President Biden is calling for tougher standards and supervision for large regional banks in the wake of recent instability in the US banking sector.

By Arthur S. Long, Pia Naib, and Deric Behar

On March 30, 2023, the White House issued a Fact Sheet calling on the federal banking agencies, the Federal Reserve Board (FRB), the Federal Deposit Insurance Corporation (FDIC), and the Office of the Comptroller of the Currency (OCC), in consultation with the Treasury Department, to safeguard the banking system by imposing stricter rules on certain financial institutions — mostly large regional banks with US$ 100-250 billion in assets.

Notably, the White House recommended that regulators reverse some of the deregulatory measures that the Trump Administration had enacted in 2018. The Fact Sheet argues that this weakening of safeguards and supervisory requirements under the Dodd-Frank Act led directly to recent banking industry failures and the resulting threat of contagion.

The decisive action will mitigate emerging liquidity and solvency risks, contain pressure on the banking system, and protect depositors.

By Arthur S. Long, Pia Naib, and Deric Behar

On March 12, 2023, the Board of Governors of the Federal Reserve System (Federal Reserve) took a unanimous emergency step to protect the safety and soundness of the financial system from contagion risk following the second largest bank insolvency in US history. The move aims to “reduce stress across the financial system, support financial stability and minimize any impact on businesses, households, taxpayers, and the broader economy.”

The guiding principles are similar to related proposals from other banking regulators, but will require further clarification through the comment process.

By Nicola Higgs, Betty M. Huber, Arthur S. Long, Pia Naib, Anne Mainwaring, and Deric Behar

On December 2, 2022, the Board of Governors of the Federal Reserve System (Federal Reserve) published proposed Principles for Climate-Related Financial Risk Management for Large Financial Institutions (the Proposal). The Proposal urges large financial institutions[1] to consider how best to identify, measure, monitor, and control the various risks associated with climate change over a variety of time horizons. It also specifies that large financial institutions should monitor microprudential risks, including credit, market, liquidity, operational, and legal and compliance risks, as well as other financial and nonfinancial risks that could arise from climate change.

The Proposal aims to support financial institution boards of directors and management in incorporating mitigation of climate-related financial risks into their broader risk management frameworks, consistent with safe and sound practices and the Federal Reserve’s rules and guidance on sound governance.

Large financial institutions are defined as those with over $100 billion in assets that are subject to Federal Reserve supervision, including the US operations of non-US banking organizations. The Federal Reserve’s guidance is founded on the premise that climate change poses an emerging risk to the safety and soundness of financial institutions and the financial stability of the United States.

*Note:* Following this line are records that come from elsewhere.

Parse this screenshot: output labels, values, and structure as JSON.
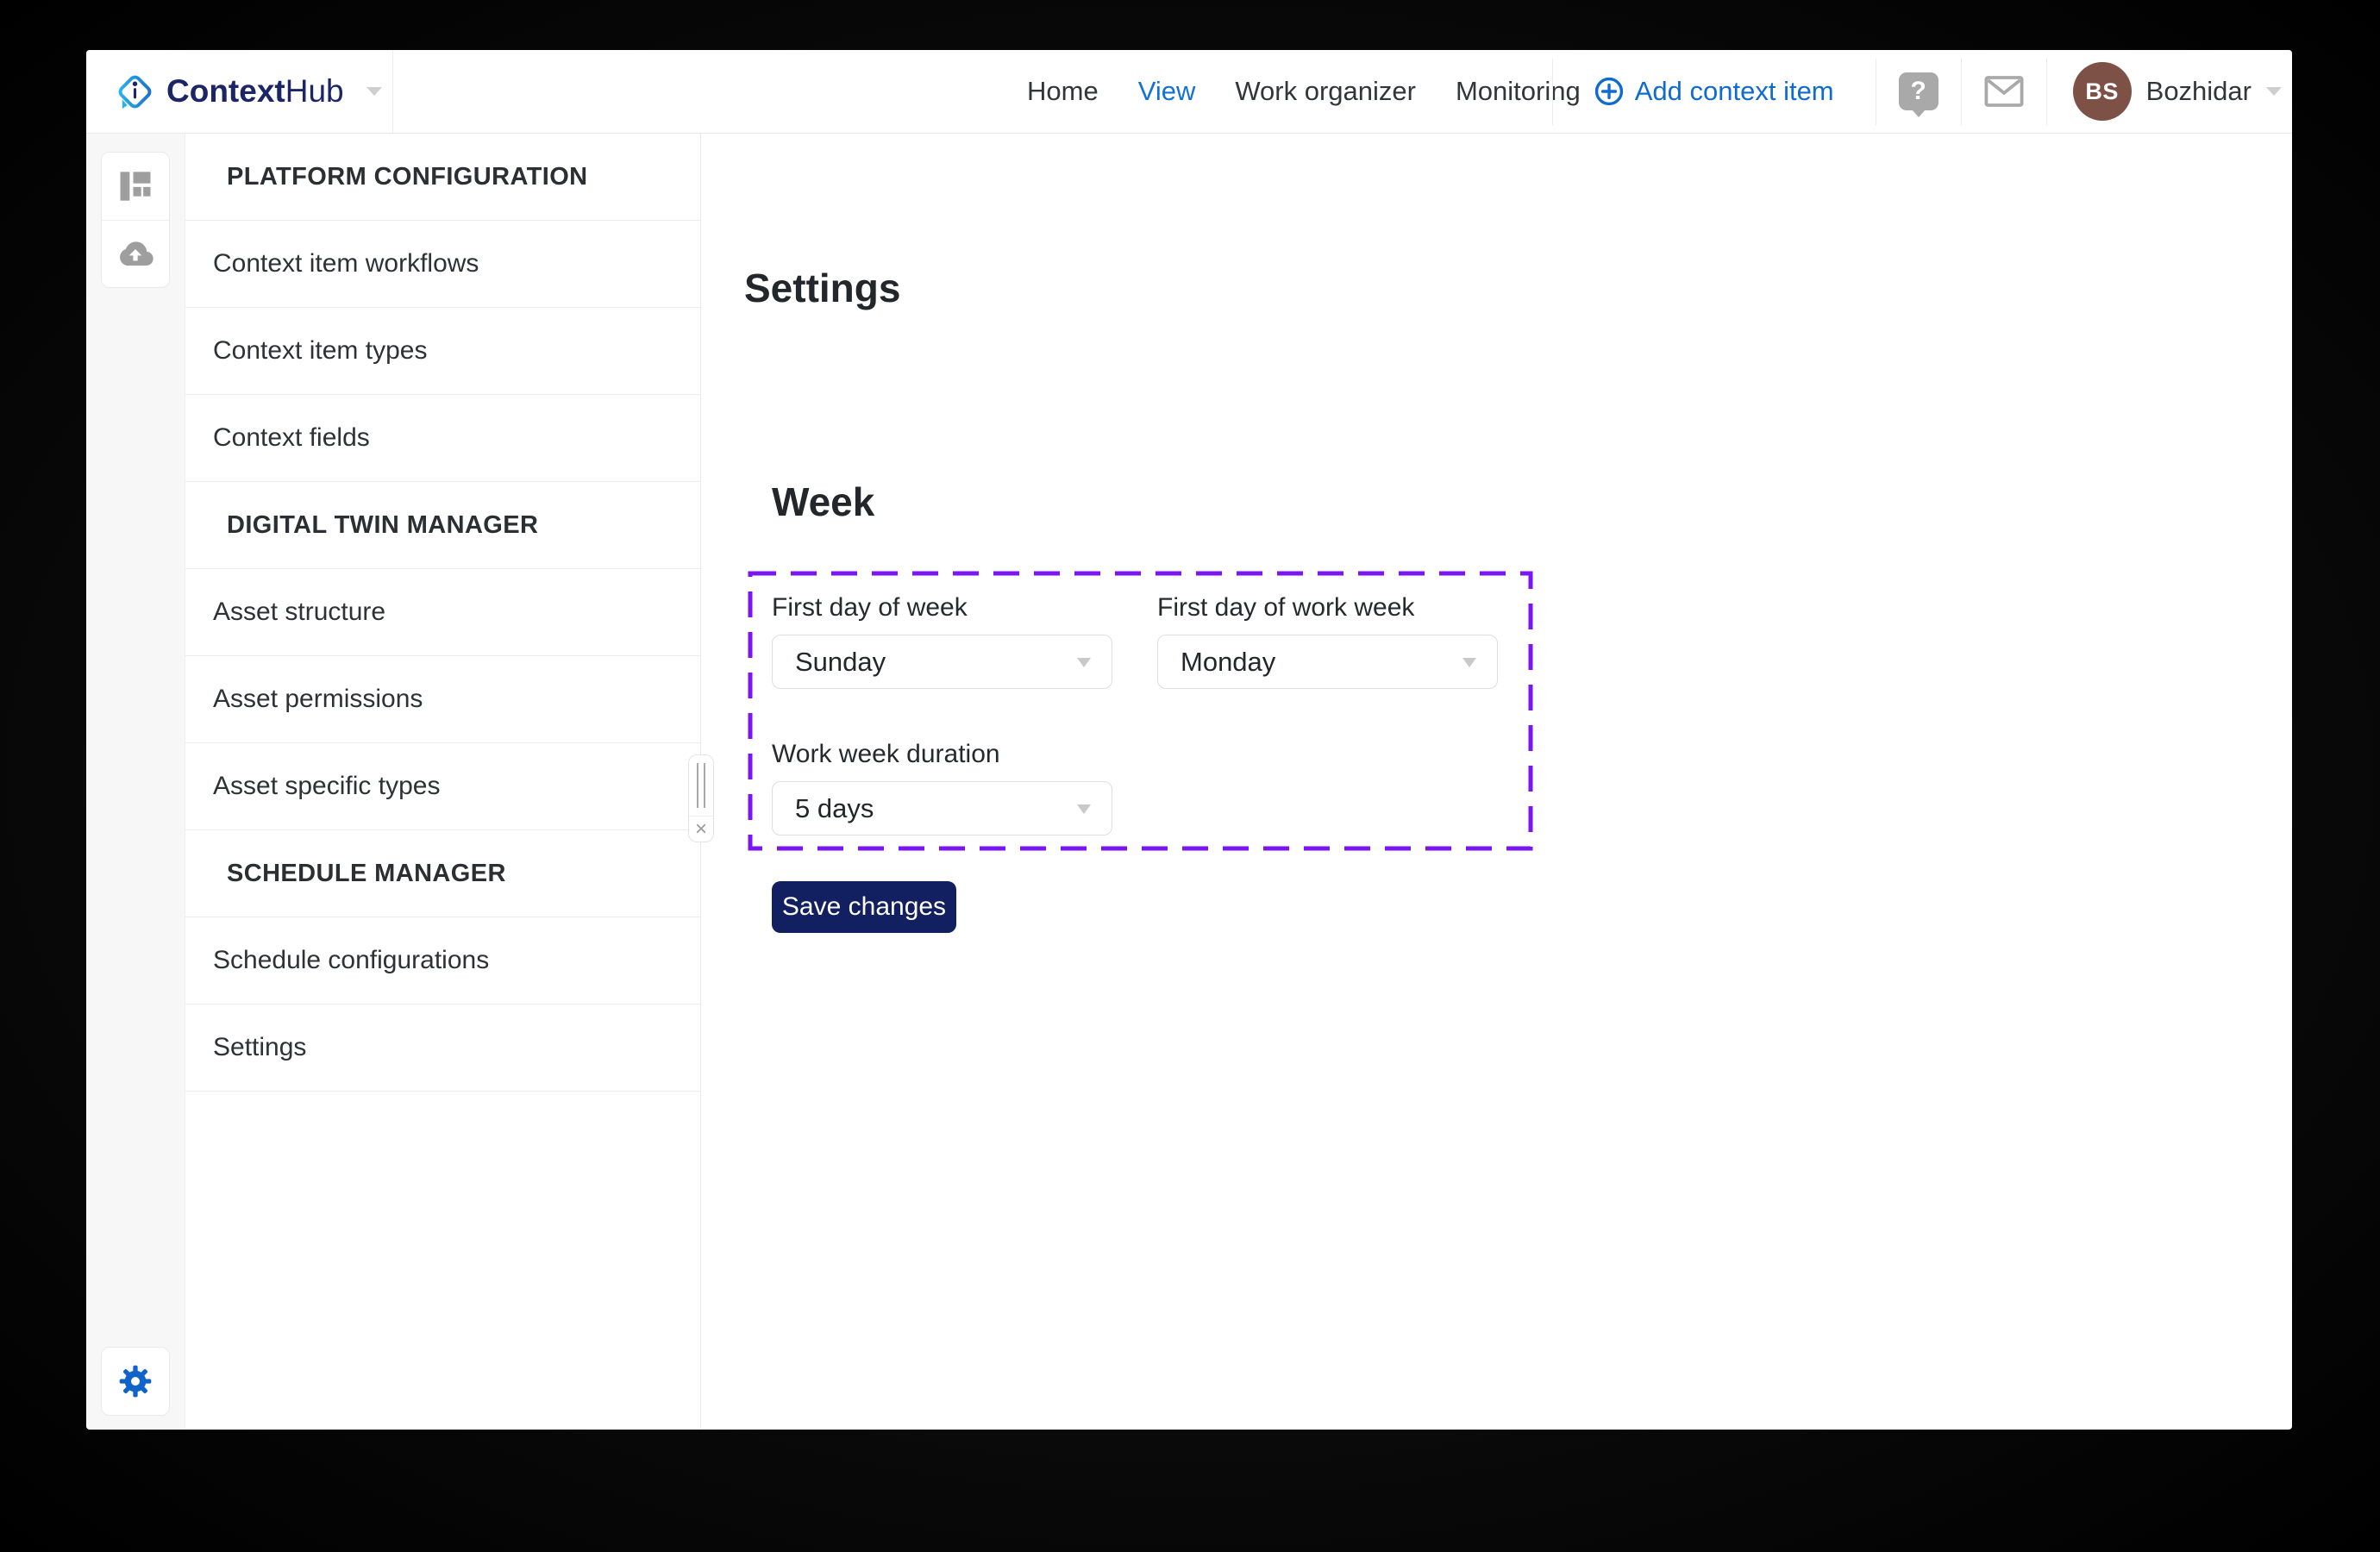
{
  "header": {
    "logo": {
      "brand_bold": "Context",
      "brand_light": "Hub"
    },
    "nav": [
      {
        "label": "Home",
        "active": false
      },
      {
        "label": "View",
        "active": true
      },
      {
        "label": "Work organizer",
        "active": false
      },
      {
        "label": "Monitoring",
        "active": false
      }
    ],
    "add_button": {
      "label": "Add context item"
    },
    "help_glyph": "?",
    "user": {
      "initials": "BS",
      "name": "Bozhidar"
    }
  },
  "sidebar": {
    "sections": [
      {
        "title": "PLATFORM CONFIGURATION",
        "items": [
          "Context item workflows",
          "Context item types",
          "Context fields"
        ]
      },
      {
        "title": "DIGITAL TWIN MANAGER",
        "items": [
          "Asset structure",
          "Asset permissions",
          "Asset specific types"
        ]
      },
      {
        "title": "SCHEDULE MANAGER",
        "items": [
          "Schedule configurations",
          "Settings"
        ]
      }
    ],
    "close_glyph": "×"
  },
  "main": {
    "page_title": "Settings",
    "section_title": "Week",
    "fields": [
      {
        "label": "First day of week",
        "value": "Sunday"
      },
      {
        "label": "First day of work week",
        "value": "Monday"
      },
      {
        "label": "Work week duration",
        "value": "5 days"
      }
    ],
    "save_label": "Save changes"
  },
  "colors": {
    "accent_blue": "#1272d4",
    "save_navy": "#121f60",
    "highlight_purple": "#7b16f2",
    "avatar_brown": "#7d5145",
    "logo_navy": "#1c2566"
  }
}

The US prudential regulator is paying attention to climate risks, and will likely act to mitigate those risks if they threaten financial stability.

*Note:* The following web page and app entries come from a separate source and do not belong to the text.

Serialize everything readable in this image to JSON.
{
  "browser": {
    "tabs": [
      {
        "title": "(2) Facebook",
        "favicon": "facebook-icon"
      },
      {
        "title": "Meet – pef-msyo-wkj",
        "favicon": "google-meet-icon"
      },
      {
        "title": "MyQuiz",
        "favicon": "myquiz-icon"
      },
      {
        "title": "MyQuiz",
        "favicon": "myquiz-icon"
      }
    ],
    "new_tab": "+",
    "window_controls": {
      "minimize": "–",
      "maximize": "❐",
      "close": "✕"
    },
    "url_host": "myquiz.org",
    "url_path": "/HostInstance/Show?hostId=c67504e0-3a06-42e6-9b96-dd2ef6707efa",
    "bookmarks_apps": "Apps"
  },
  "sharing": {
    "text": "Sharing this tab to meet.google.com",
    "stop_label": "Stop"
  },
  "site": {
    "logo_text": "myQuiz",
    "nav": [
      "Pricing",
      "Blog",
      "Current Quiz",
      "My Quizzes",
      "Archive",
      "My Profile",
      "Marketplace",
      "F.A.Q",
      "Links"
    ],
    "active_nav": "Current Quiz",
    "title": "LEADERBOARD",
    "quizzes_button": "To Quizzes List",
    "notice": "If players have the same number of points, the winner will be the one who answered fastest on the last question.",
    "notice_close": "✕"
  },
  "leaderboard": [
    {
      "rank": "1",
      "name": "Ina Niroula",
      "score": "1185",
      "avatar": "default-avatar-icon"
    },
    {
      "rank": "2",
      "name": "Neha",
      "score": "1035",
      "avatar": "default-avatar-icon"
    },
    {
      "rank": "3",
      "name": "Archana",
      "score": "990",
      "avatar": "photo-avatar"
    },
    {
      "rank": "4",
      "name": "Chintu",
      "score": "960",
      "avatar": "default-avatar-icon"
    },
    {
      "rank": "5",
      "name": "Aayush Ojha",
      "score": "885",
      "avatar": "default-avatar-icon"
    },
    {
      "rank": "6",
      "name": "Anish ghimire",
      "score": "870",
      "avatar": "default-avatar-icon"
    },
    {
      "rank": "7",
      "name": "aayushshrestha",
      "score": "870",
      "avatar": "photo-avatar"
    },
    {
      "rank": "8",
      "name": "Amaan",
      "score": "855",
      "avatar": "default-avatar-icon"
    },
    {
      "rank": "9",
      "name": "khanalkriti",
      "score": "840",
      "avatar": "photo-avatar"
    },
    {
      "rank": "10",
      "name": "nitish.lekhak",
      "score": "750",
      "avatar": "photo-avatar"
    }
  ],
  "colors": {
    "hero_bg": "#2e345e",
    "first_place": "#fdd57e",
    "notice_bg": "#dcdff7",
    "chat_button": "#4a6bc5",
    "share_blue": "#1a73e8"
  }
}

By Alan W. Avery, Pia Naib, Deric Behar, and Kristina S. Wyatt

In its November 2020 Financial Stability Report (the Report), the Board of Governors of the Federal Reserve System (Federal Reserve) acknowledged, for the first time in the Report’s history, the impact of climate risks on financial stability. The Report, which aims to provide a current assessment of the resilience of the US financial system on a biannual basis, reflects Chairman Jerome Powell’s November 5, 2020, statement, in which he said that the Federal Reserve is “actively … getting up to speed” on climate risks and impacts to the financial system.